From 11:00PM PDT on Friday, July 1 until 5:00AM PDT on Saturday, July 2, the Shmoop engineering elves will be making tweaks and improvements to the site. That means Shmoop will be unavailable for use during that time. Thanks for your patience!
We have changed our privacy policy. In addition, we use cookies on our website for various purposes. By continuing on our website, you consent to our use of cookies. You can learn about our practices by reading our privacy policy.
© 2016 Shmoop University, Inc. All rights reserved.
The Waking

The Waking

  

by Theodore Roethke

The Waking Questions

Bring on the tough stuff - there’s not just one right answer.

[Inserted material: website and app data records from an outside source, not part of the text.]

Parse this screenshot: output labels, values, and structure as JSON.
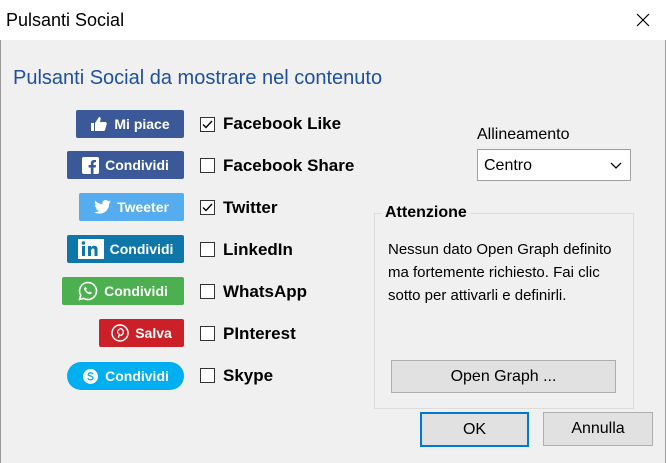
{
  "window": {
    "title": "Pulsanti Social"
  },
  "heading": "Pulsanti Social da mostrare nel contenuto",
  "social": [
    {
      "button_label": "Mi piace",
      "icon": "thumbs-up-icon",
      "color": "#3b5998",
      "checkbox_label": "Facebook Like",
      "checked": true
    },
    {
      "button_label": "Condividi",
      "icon": "facebook-icon",
      "color": "#3b5998",
      "checkbox_label": "Facebook Share",
      "checked": false
    },
    {
      "button_label": "Tweeter",
      "icon": "twitter-bird-icon",
      "color": "#55acee",
      "checkbox_label": "Twitter",
      "checked": true
    },
    {
      "button_label": "Condividi",
      "icon": "linkedin-icon",
      "color": "#0e76a8",
      "checkbox_label": "LinkedIn",
      "checked": false
    },
    {
      "button_label": "Condividi",
      "icon": "whatsapp-icon",
      "color": "#4caf50",
      "checkbox_label": "WhatsApp",
      "checked": false
    },
    {
      "button_label": "Salva",
      "icon": "pinterest-icon",
      "color": "#cb2027",
      "checkbox_label": "PInterest",
      "checked": false
    },
    {
      "button_label": "Condividi",
      "icon": "skype-icon",
      "color": "#00aff0",
      "checkbox_label": "Skype",
      "checked": false
    }
  ],
  "alignment": {
    "label": "Allineamento",
    "value": "Centro"
  },
  "warning": {
    "title": "Attenzione",
    "text": "Nessun dato Open Graph definito ma fortemente richiesto. Fai clic sotto per attivarli e definirli.",
    "button": "Open Graph ..."
  },
  "buttons": {
    "ok": "OK",
    "cancel": "Annulla"
  }
}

  1. What does it mean to “wake to sleep” in this poem? Does this mean waking in order to sleep, or waking to the true nature of sleep, or something else? What parts of the poem give you your insight?
  2. If you had to rank the different levels of consciousness discussed in this poem (thinking, feeling, knowing, fearing, hearing, waking, sleeping) from 1 to 7 (1 being the highest form of consciousness), how would you rank them and why?
  3. What is the value of paradox in this poem? Why not just make a direct statement?
  4. Does the villanelle form improve the experience of this poem? Why or why not?
  5. What is the speaker’s position on fate? Is it a positive or negative force in life? How do you know?
  6. What effect do the questions have on the tone of the poem?
  7. How does Roethke’s earlier version of “The Waking” (1948) relate to this poem? How are they similar? How are they different?

People who Shmooped this also Shmooped...

Advertisement